(Data excerpts)

════

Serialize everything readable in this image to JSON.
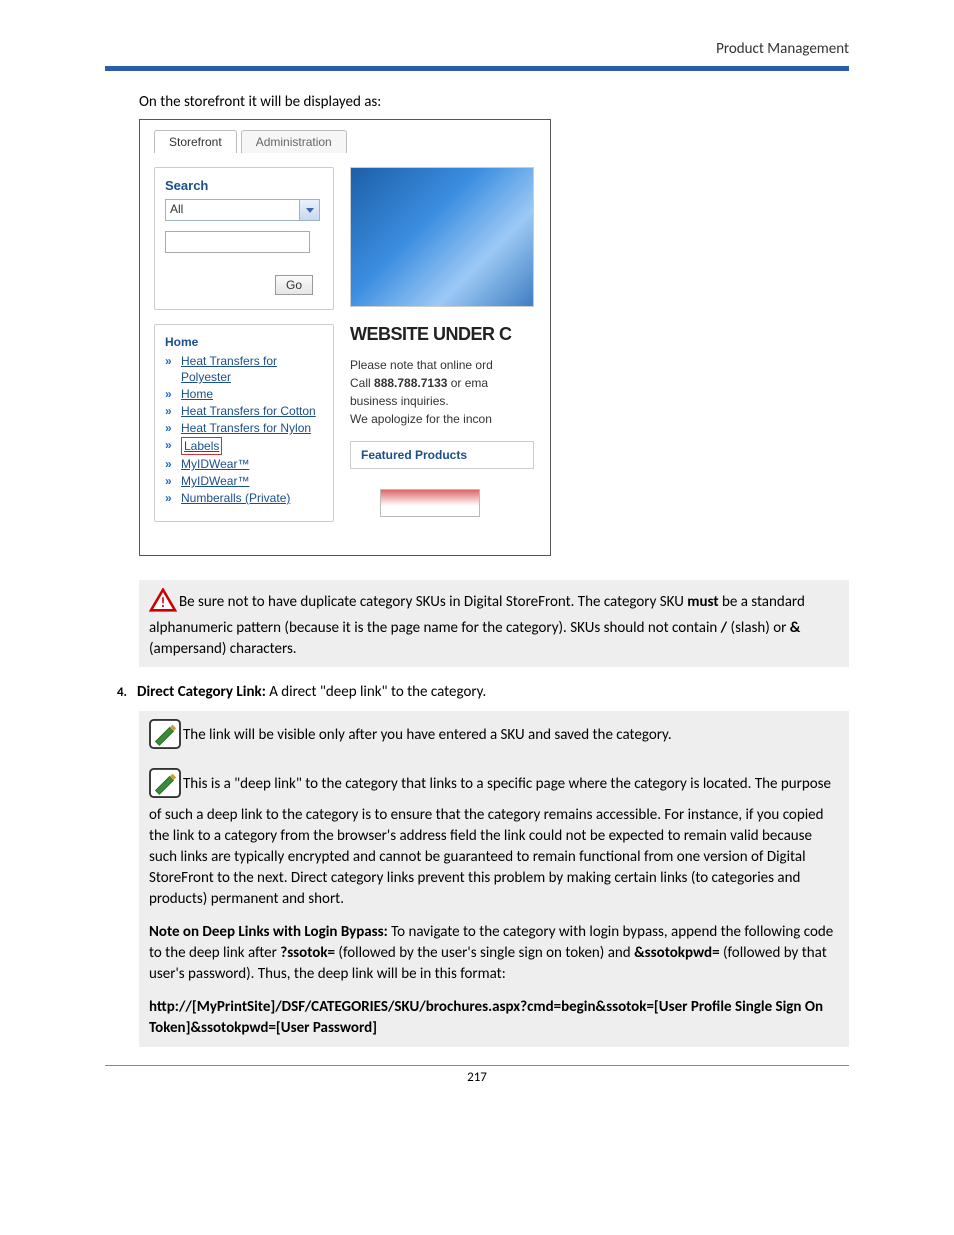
{
  "header": {
    "title": "Product Management"
  },
  "intro": "On the storefront it will be displayed as:",
  "screenshot": {
    "tabs": {
      "storefront": "Storefront",
      "administration": "Administration"
    },
    "search": {
      "heading": "Search",
      "select_value": "All",
      "go": "Go"
    },
    "nav": {
      "home": "Home",
      "items": [
        {
          "label": "Heat Transfers for Polyester"
        },
        {
          "label": "Home"
        },
        {
          "label": "Heat Transfers for Cotton"
        },
        {
          "label": "Heat Transfers for Nylon"
        },
        {
          "label": "Labels",
          "boxed": true
        },
        {
          "label": "MyIDWear™"
        },
        {
          "label": "MyIDWear™"
        },
        {
          "label": "Numberalls (Private)"
        }
      ]
    },
    "content": {
      "heading": "WEBSITE UNDER C",
      "line1a": "Please note that online ord",
      "line2_pre": "Call ",
      "line2_phone": "888.788.7133",
      "line2_post": " or ema",
      "line3": "business inquiries.",
      "line4": "We apologize for the incon",
      "featured": "Featured Products"
    }
  },
  "callout": {
    "pre": "Be sure not to have duplicate category SKUs in Digital StoreFront. The category SKU ",
    "must": "must",
    "mid": " be a standard alphanumeric pattern (because it is the page name for the category). SKUs should not contain ",
    "slash": "/",
    "slash_label": " (slash) or ",
    "amp": "&",
    "amp_label": " (ampersand) characters."
  },
  "item4": {
    "number": "4.",
    "heading": "Direct Category Link:",
    "body": " A direct \"deep link\" to the category."
  },
  "notes": {
    "n1": "The link will be visible only after you have entered a SKU and saved the category.",
    "n2": "This is a \"deep link\" to the category that links to a specific page where the category is located. The purpose of such a deep link to the category is to ensure that the category remains accessible. For instance, if you copied the link to a category from the browser's address field the link could not be expected to remain valid because such links are typically encrypted and cannot be guaranteed to remain functional from one version of Digital StoreFront to the next. Direct category links prevent this problem by making certain links (to categories and products) permanent and short.",
    "n3_head": "Note on Deep Links with Login Bypass:",
    "n3a": " To navigate to the category with login bypass, append the following code to the deep link after ",
    "n3b": "?ssotok=",
    "n3c": " (followed by the user's single sign on token) and ",
    "n3d": "&ssotokpwd=",
    "n3e": " (followed by that user's password). Thus, the deep link will be in this format:",
    "n4": "http://[MyPrintSite]/DSF/CATEGORIES/SKU/brochures.aspx?cmd=begin&ssotok=[User Profile Single Sign On Token]&ssotokpwd=[User Password]"
  },
  "page_number": "217"
}
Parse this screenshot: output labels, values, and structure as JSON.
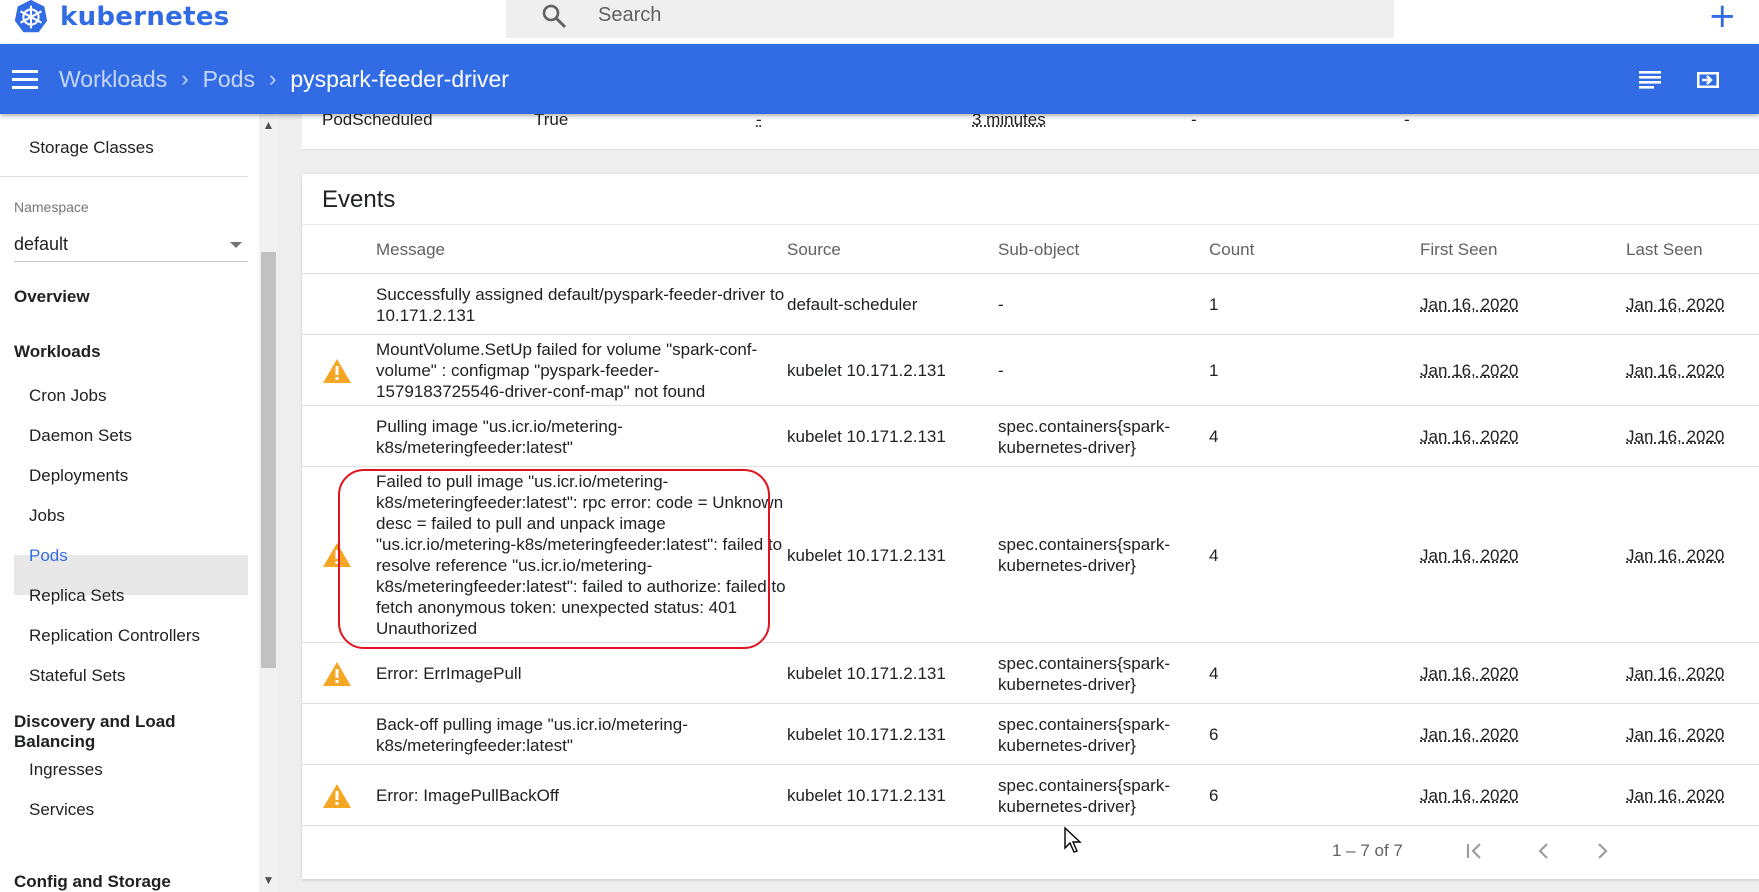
{
  "app": {
    "name": "kubernetes"
  },
  "search": {
    "placeholder": "Search"
  },
  "breadcrumb": {
    "items": [
      "Workloads",
      "Pods"
    ],
    "current": "pyspark-feeder-driver"
  },
  "sidebar": {
    "storage_classes": "Storage Classes",
    "namespace_label": "Namespace",
    "namespace_value": "default",
    "overview": "Overview",
    "workloads": "Workloads",
    "workload_items": [
      "Cron Jobs",
      "Daemon Sets",
      "Deployments",
      "Jobs",
      "Pods",
      "Replica Sets",
      "Replication Controllers",
      "Stateful Sets"
    ],
    "discovery": "Discovery and Load Balancing",
    "discovery_items": [
      "Ingresses",
      "Services"
    ],
    "config": "Config and Storage",
    "active_item": "Pods"
  },
  "conditions_row": {
    "type": "PodScheduled",
    "status": "True",
    "last_probe": "-",
    "last_transition": "3 minutes",
    "reason": "-",
    "message": "-"
  },
  "events": {
    "title": "Events",
    "columns": [
      "Message",
      "Source",
      "Sub-object",
      "Count",
      "First Seen",
      "Last Seen"
    ],
    "rows": [
      {
        "warning": false,
        "message": "Successfully assigned default/pyspark-feeder-driver to 10.171.2.131",
        "source": "default-scheduler",
        "subobject": "-",
        "count": "1",
        "first_seen": "Jan 16, 2020",
        "last_seen": "Jan 16, 2020"
      },
      {
        "warning": true,
        "message": "MountVolume.SetUp failed for volume \"spark-conf-volume\" : configmap \"pyspark-feeder-1579183725546-driver-conf-map\" not found",
        "source": "kubelet 10.171.2.131",
        "subobject": "-",
        "count": "1",
        "first_seen": "Jan 16, 2020",
        "last_seen": "Jan 16, 2020"
      },
      {
        "warning": false,
        "message": "Pulling image \"us.icr.io/metering-k8s/meteringfeeder:latest\"",
        "source": "kubelet 10.171.2.131",
        "subobject": "spec.containers{spark-kubernetes-driver}",
        "count": "4",
        "first_seen": "Jan 16, 2020",
        "last_seen": "Jan 16, 2020"
      },
      {
        "warning": true,
        "message": "Failed to pull image \"us.icr.io/metering-k8s/meteringfeeder:latest\": rpc error: code = Unknown desc = failed to pull and unpack image \"us.icr.io/metering-k8s/meteringfeeder:latest\": failed to resolve reference \"us.icr.io/metering-k8s/meteringfeeder:latest\": failed to authorize: failed to fetch anonymous token: unexpected status: 401 Unauthorized",
        "source": "kubelet 10.171.2.131",
        "subobject": "spec.containers{spark-kubernetes-driver}",
        "count": "4",
        "first_seen": "Jan 16, 2020",
        "last_seen": "Jan 16, 2020"
      },
      {
        "warning": true,
        "message": "Error: ErrImagePull",
        "source": "kubelet 10.171.2.131",
        "subobject": "spec.containers{spark-kubernetes-driver}",
        "count": "4",
        "first_seen": "Jan 16, 2020",
        "last_seen": "Jan 16, 2020"
      },
      {
        "warning": false,
        "message": "Back-off pulling image \"us.icr.io/metering-k8s/meteringfeeder:latest\"",
        "source": "kubelet 10.171.2.131",
        "subobject": "spec.containers{spark-kubernetes-driver}",
        "count": "6",
        "first_seen": "Jan 16, 2020",
        "last_seen": "Jan 16, 2020"
      },
      {
        "warning": true,
        "message": "Error: ImagePullBackOff",
        "source": "kubelet 10.171.2.131",
        "subobject": "spec.containers{spark-kubernetes-driver}",
        "count": "6",
        "first_seen": "Jan 16, 2020",
        "last_seen": "Jan 16, 2020"
      }
    ],
    "paginator": "1 – 7 of 7"
  },
  "icons": {
    "logo": "kubernetes-wheel-icon",
    "search": "search-icon",
    "create": "plus-icon",
    "menu": "menu-icon",
    "logs": "logs-icon",
    "exec": "exec-icon",
    "warning": "warning-icon"
  },
  "colors": {
    "brand": "#326ce5",
    "warning": "#f5a623",
    "highlight": "#e0141e"
  }
}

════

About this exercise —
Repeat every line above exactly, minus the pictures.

Reply to the task —
Serialize everything readable in this image to JSON.
{
  "header": {
    "title": "Product Management"
  },
  "intro": "On the storefront it will be displayed as:",
  "screenshot": {
    "tabs": {
      "storefront": "Storefront",
      "administration": "Administration"
    },
    "search": {
      "heading": "Search",
      "select_value": "All",
      "go": "Go"
    },
    "nav": {
      "home": "Home",
      "items": [
        {
          "label": "Heat Transfers for Polyester"
        },
        {
          "label": "Home"
        },
        {
          "label": "Heat Transfers for Cotton"
        },
        {
          "label": "Heat Transfers for Nylon"
        },
        {
          "label": "Labels",
          "boxed": true
        },
        {
          "label": "MyIDWear™"
        },
        {
          "label": "MyIDWear™"
        },
        {
          "label": "Numberalls (Private)"
        }
      ]
    },
    "content": {
      "heading": "WEBSITE UNDER C",
      "line1a": "Please note that online ord",
      "line2_pre": "Call ",
      "line2_phone": "888.788.7133",
      "line2_post": " or ema",
      "line3": "business inquiries.",
      "line4": "We apologize for the incon",
      "featured": "Featured Products"
    }
  },
  "callout": {
    "pre": "Be sure not to have duplicate category SKUs in Digital StoreFront. The category SKU ",
    "must": "must",
    "mid": " be a standard alphanumeric pattern (because it is the page name for the category). SKUs should not contain ",
    "slash": "/",
    "slash_label": " (slash) or ",
    "amp": "&",
    "amp_label": " (ampersand) characters."
  },
  "item4": {
    "number": "4.",
    "heading": "Direct Category Link:",
    "body": " A direct \"deep link\" to the category."
  },
  "notes": {
    "n1": "The link will be visible only after you have entered a SKU and saved the category.",
    "n2": "This is a \"deep link\" to the category that links to a specific page where the category is located. The purpose of such a deep link to the category is to ensure that the category remains accessible. For instance, if you copied the link to a category from the browser's address field the link could not be expected to remain valid because such links are typically encrypted and cannot be guaranteed to remain functional from one version of Digital StoreFront to the next. Direct category links prevent this problem by making certain links (to categories and products) permanent and short.",
    "n3_head": "Note on Deep Links with Login Bypass:",
    "n3a": " To navigate to the category with login bypass, append the following code to the deep link after ",
    "n3b": "?ssotok=",
    "n3c": " (followed by the user's single sign on token) and ",
    "n3d": "&ssotokpwd=",
    "n3e": " (followed by that user's password). Thus, the deep link will be in this format:",
    "n4": "http://[MyPrintSite]/DSF/CATEGORIES/SKU/brochures.aspx?cmd=begin&ssotok=[User Profile Single Sign On Token]&ssotokpwd=[User Password]"
  },
  "page_number": "217"
}
Parse this screenshot: output labels, values, and structure as JSON.
{
  "app": {
    "name": "kubernetes"
  },
  "search": {
    "placeholder": "Search"
  },
  "breadcrumb": {
    "items": [
      "Workloads",
      "Pods"
    ],
    "current": "pyspark-feeder-driver"
  },
  "sidebar": {
    "storage_classes": "Storage Classes",
    "namespace_label": "Namespace",
    "namespace_value": "default",
    "overview": "Overview",
    "workloads": "Workloads",
    "workload_items": [
      "Cron Jobs",
      "Daemon Sets",
      "Deployments",
      "Jobs",
      "Pods",
      "Replica Sets",
      "Replication Controllers",
      "Stateful Sets"
    ],
    "discovery": "Discovery and Load Balancing",
    "discovery_items": [
      "Ingresses",
      "Services"
    ],
    "config": "Config and Storage",
    "active_item": "Pods"
  },
  "conditions_row": {
    "type": "PodScheduled",
    "status": "True",
    "last_probe": "-",
    "last_transition": "3 minutes",
    "reason": "-",
    "message": "-"
  },
  "events": {
    "title": "Events",
    "columns": [
      "Message",
      "Source",
      "Sub-object",
      "Count",
      "First Seen",
      "Last Seen"
    ],
    "rows": [
      {
        "warning": false,
        "message": "Successfully assigned default/pyspark-feeder-driver to 10.171.2.131",
        "source": "default-scheduler",
        "subobject": "-",
        "count": "1",
        "first_seen": "Jan 16, 2020",
        "last_seen": "Jan 16, 2020"
      },
      {
        "warning": true,
        "message": "MountVolume.SetUp failed for volume \"spark-conf-volume\" : configmap \"pyspark-feeder-1579183725546-driver-conf-map\" not found",
        "source": "kubelet 10.171.2.131",
        "subobject": "-",
        "count": "1",
        "first_seen": "Jan 16, 2020",
        "last_seen": "Jan 16, 2020"
      },
      {
        "warning": false,
        "message": "Pulling image \"us.icr.io/metering-k8s/meteringfeeder:latest\"",
        "source": "kubelet 10.171.2.131",
        "subobject": "spec.containers{spark-kubernetes-driver}",
        "count": "4",
        "first_seen": "Jan 16, 2020",
        "last_seen": "Jan 16, 2020"
      },
      {
        "warning": true,
        "message": "Failed to pull image \"us.icr.io/metering-k8s/meteringfeeder:latest\": rpc error: code = Unknown desc = failed to pull and unpack image \"us.icr.io/metering-k8s/meteringfeeder:latest\": failed to resolve reference \"us.icr.io/metering-k8s/meteringfeeder:latest\": failed to authorize: failed to fetch anonymous token: unexpected status: 401 Unauthorized",
        "source": "kubelet 10.171.2.131",
        "subobject": "spec.containers{spark-kubernetes-driver}",
        "count": "4",
        "first_seen": "Jan 16, 2020",
        "last_seen": "Jan 16, 2020"
      },
      {
        "warning": true,
        "message": "Error: ErrImagePull",
        "source": "kubelet 10.171.2.131",
        "subobject": "spec.containers{spark-kubernetes-driver}",
        "count": "4",
        "first_seen": "Jan 16, 2020",
        "last_seen": "Jan 16, 2020"
      },
      {
        "warning": false,
        "message": "Back-off pulling image \"us.icr.io/metering-k8s/meteringfeeder:latest\"",
        "source": "kubelet 10.171.2.131",
        "subobject": "spec.containers{spark-kubernetes-driver}",
        "count": "6",
        "first_seen": "Jan 16, 2020",
        "last_seen": "Jan 16, 2020"
      },
      {
        "warning": true,
        "message": "Error: ImagePullBackOff",
        "source": "kubelet 10.171.2.131",
        "subobject": "spec.containers{spark-kubernetes-driver}",
        "count": "6",
        "first_seen": "Jan 16, 2020",
        "last_seen": "Jan 16, 2020"
      }
    ],
    "paginator": "1 – 7 of 7"
  },
  "icons": {
    "logo": "kubernetes-wheel-icon",
    "search": "search-icon",
    "create": "plus-icon",
    "menu": "menu-icon",
    "logs": "logs-icon",
    "exec": "exec-icon",
    "warning": "warning-icon"
  },
  "colors": {
    "brand": "#326ce5",
    "warning": "#f5a623",
    "highlight": "#e0141e"
  }
}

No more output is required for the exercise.